## TASK INPUTS
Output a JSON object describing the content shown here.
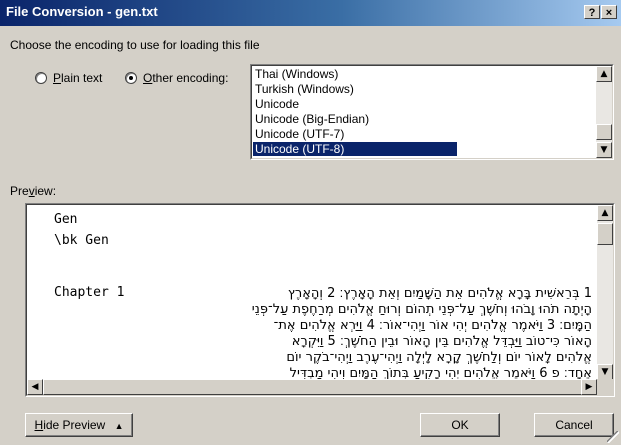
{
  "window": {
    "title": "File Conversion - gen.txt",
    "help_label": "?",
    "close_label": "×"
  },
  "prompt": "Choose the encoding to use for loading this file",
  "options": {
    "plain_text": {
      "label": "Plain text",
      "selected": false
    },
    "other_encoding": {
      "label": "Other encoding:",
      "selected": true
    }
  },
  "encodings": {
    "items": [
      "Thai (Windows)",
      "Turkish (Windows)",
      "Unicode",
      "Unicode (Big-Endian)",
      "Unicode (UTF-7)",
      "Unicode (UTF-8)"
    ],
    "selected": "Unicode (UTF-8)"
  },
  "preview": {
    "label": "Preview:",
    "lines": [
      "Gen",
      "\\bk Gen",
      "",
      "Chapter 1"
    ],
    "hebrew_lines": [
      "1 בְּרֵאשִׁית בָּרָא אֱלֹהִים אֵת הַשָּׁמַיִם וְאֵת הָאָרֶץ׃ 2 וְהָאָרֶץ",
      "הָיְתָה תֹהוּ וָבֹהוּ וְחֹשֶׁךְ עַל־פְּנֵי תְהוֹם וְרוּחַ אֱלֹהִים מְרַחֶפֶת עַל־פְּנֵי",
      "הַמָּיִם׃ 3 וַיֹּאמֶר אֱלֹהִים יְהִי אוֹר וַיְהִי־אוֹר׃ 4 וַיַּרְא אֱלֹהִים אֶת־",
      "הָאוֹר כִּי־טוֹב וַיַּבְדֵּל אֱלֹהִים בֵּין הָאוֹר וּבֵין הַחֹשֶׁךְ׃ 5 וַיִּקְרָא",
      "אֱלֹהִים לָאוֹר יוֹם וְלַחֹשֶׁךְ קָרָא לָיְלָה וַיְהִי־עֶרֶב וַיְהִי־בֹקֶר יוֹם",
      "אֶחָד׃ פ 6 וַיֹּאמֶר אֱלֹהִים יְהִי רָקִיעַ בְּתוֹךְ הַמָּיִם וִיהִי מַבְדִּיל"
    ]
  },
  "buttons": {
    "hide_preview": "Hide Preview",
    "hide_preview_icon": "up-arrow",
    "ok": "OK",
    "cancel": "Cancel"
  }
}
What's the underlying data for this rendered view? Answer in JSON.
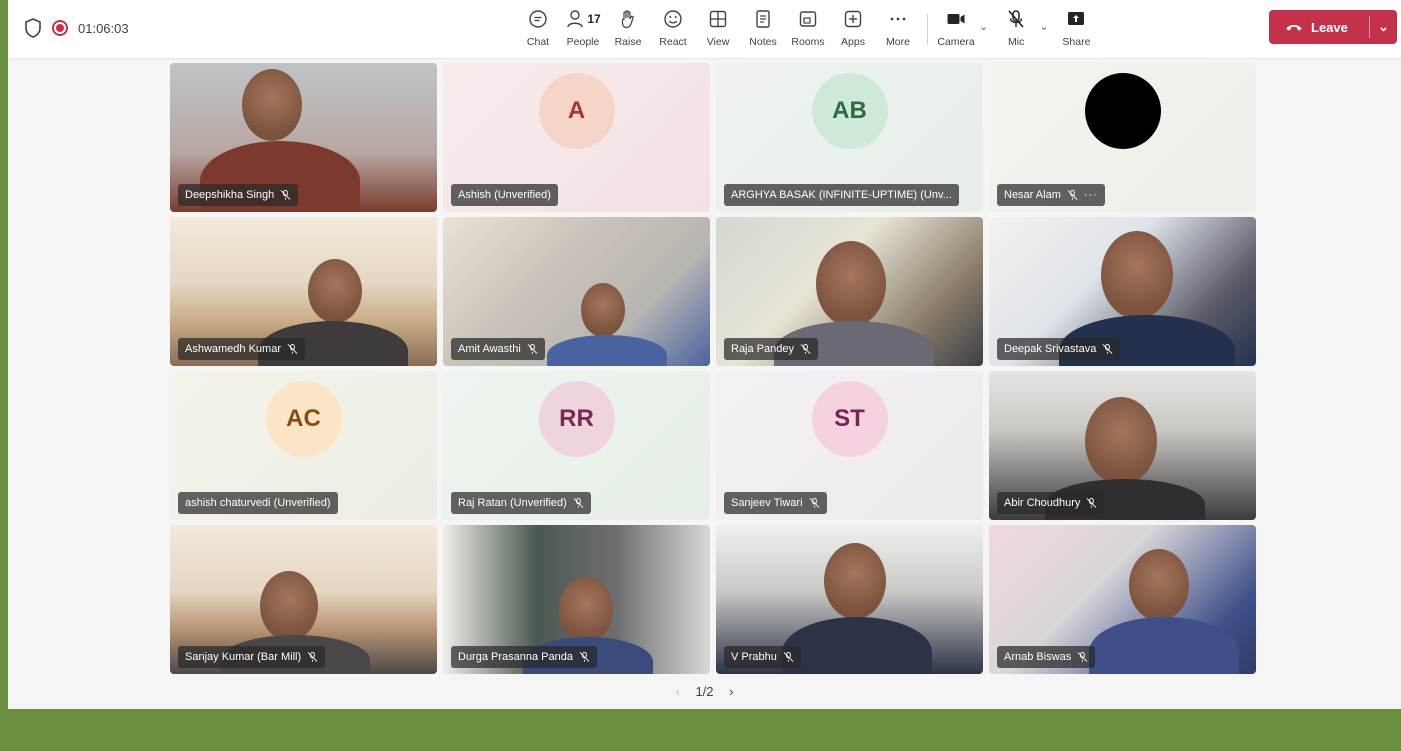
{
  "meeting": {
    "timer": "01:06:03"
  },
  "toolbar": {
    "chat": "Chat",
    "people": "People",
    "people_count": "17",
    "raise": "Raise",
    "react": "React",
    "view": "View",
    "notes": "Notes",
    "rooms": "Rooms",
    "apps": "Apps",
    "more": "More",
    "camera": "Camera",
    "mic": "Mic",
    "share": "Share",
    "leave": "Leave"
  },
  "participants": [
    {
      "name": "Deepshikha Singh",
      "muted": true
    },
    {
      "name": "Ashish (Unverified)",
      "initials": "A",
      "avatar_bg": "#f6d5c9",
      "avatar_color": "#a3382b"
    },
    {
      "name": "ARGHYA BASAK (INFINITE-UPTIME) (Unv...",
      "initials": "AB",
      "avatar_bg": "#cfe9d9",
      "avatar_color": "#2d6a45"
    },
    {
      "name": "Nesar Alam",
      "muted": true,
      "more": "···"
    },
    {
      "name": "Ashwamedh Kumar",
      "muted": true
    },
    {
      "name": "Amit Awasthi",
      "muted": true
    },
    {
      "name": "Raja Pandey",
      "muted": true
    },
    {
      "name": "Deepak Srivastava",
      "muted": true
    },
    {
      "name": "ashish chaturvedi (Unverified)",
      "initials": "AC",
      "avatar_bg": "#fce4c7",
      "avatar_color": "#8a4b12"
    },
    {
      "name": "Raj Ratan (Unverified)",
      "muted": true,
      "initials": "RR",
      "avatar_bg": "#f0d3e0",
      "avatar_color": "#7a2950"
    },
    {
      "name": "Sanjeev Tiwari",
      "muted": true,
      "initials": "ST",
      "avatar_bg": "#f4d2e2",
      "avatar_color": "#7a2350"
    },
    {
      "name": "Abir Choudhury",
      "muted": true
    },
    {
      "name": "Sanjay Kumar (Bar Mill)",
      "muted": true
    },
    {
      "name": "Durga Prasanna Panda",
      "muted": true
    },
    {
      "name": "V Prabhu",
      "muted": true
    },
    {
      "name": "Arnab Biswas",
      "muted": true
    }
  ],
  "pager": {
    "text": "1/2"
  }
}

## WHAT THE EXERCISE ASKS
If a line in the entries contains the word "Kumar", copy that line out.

## OUTPUT OF THE TASK
      "name": "Ashwamedh Kumar",
      "name": "Sanjay Kumar (Bar Mill)",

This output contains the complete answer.